York prof launches website to explore, debate world views of US

Geoff Hamilton

The United States often sees itself in a much different light than do those in the rest of the world. It is this perceptual difference that sparked York English Professor Geoff Hamilton to create a website inviting scholars and lay people alike to debate issues that impact how the US is perceived.

Geoff Hamilton
Geoff Hamilton

Having taught at an American school in Minnesota about five years ago, Hamilton says that students who had recently returned from international exchanges “were absolutely stunned that the rest of the world didn’t regard their country as highly as they did.” At the same time, he was struck by the lack of knowledge these students had about other nations – including, of course, basic facts about America’s close neighbor, Canada.

“So I thought this was an interesting topic to get into in a larger way,” says Hamilton, who confesses to being obsessed with the United States, partly as a result of teaching American literature.

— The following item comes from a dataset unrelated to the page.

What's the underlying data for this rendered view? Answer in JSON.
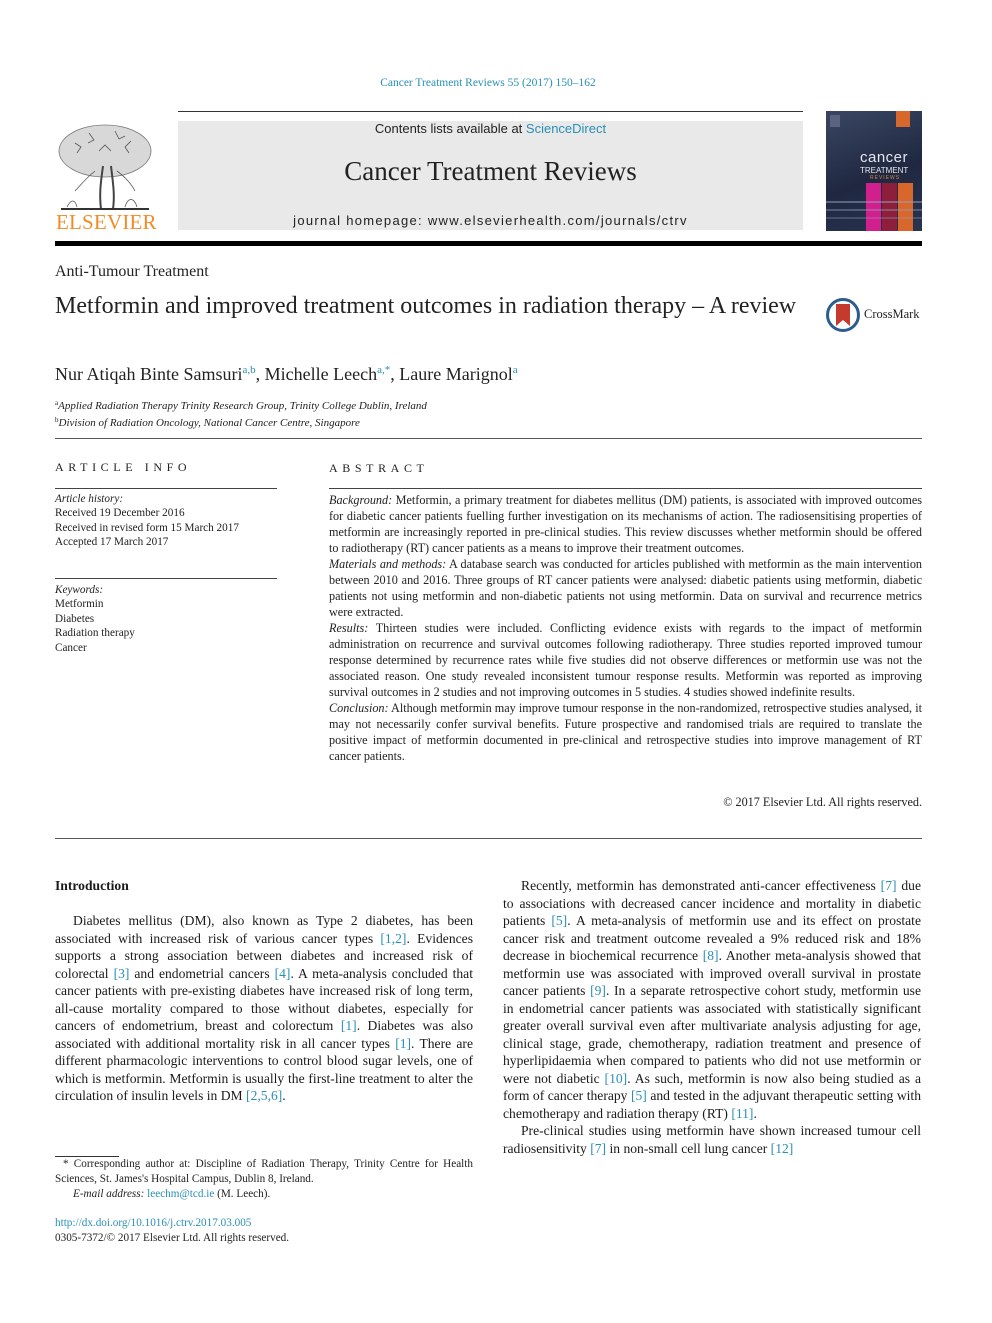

But as he aptly points out, “most Canadians never stop thinking about the United States.”

The website Their America: America in the eyes of the world is not just for Canadians, but for anyone in any part of the world to explore historical opinions of, and contribute to evolving debates about, the United States. “Their America is devoted to significant expressions (speeches, essays, political cartoons, fiction, news stories etc.) about America by non-Americans,” states the website. It is designed to be a “global, synoptic” site, an “unpolemical, informative and provocative resource” for anyone “interested in studying and debating America’s global reputation.”

The intent is to have classes and individuals around the world tap it as a resource, discuss issues in the forums and retrieve relevant archival material. The website is already visited by several hundred people, from more than 20 countries, on an average day.

“Some good discussions are unfolding,” says Hamilton, who monitors what’s going on in the forums and lists highlights on the homepage.

Some of the highlights include discussions on the following topics: the ethics and efficacy of drone strikes, America’s Their America websitebombing of Hiroshima/Nagasaki, NSA spying, America’s motivations in the Middle East and films that have definitively shaped one’s understanding of the US.

Part of the surprise Americans feel when they realize their perceptions of their country are not necessarily shared by others comes from not really listening to the rest of the world, says Hamilton. “It’s a big and very patriotic country, and there is, of course, a lot to focus on domestically. America is influential enough to think it ought not to care too much about what happens elsewhere and what others think.”

All the same, Hamilton hopes Americans are listening. They are even welcome to participate, although he prefers that the site remain a forum dominated by those outside the US.

For more information or to join in a discussion, visit the Their America website.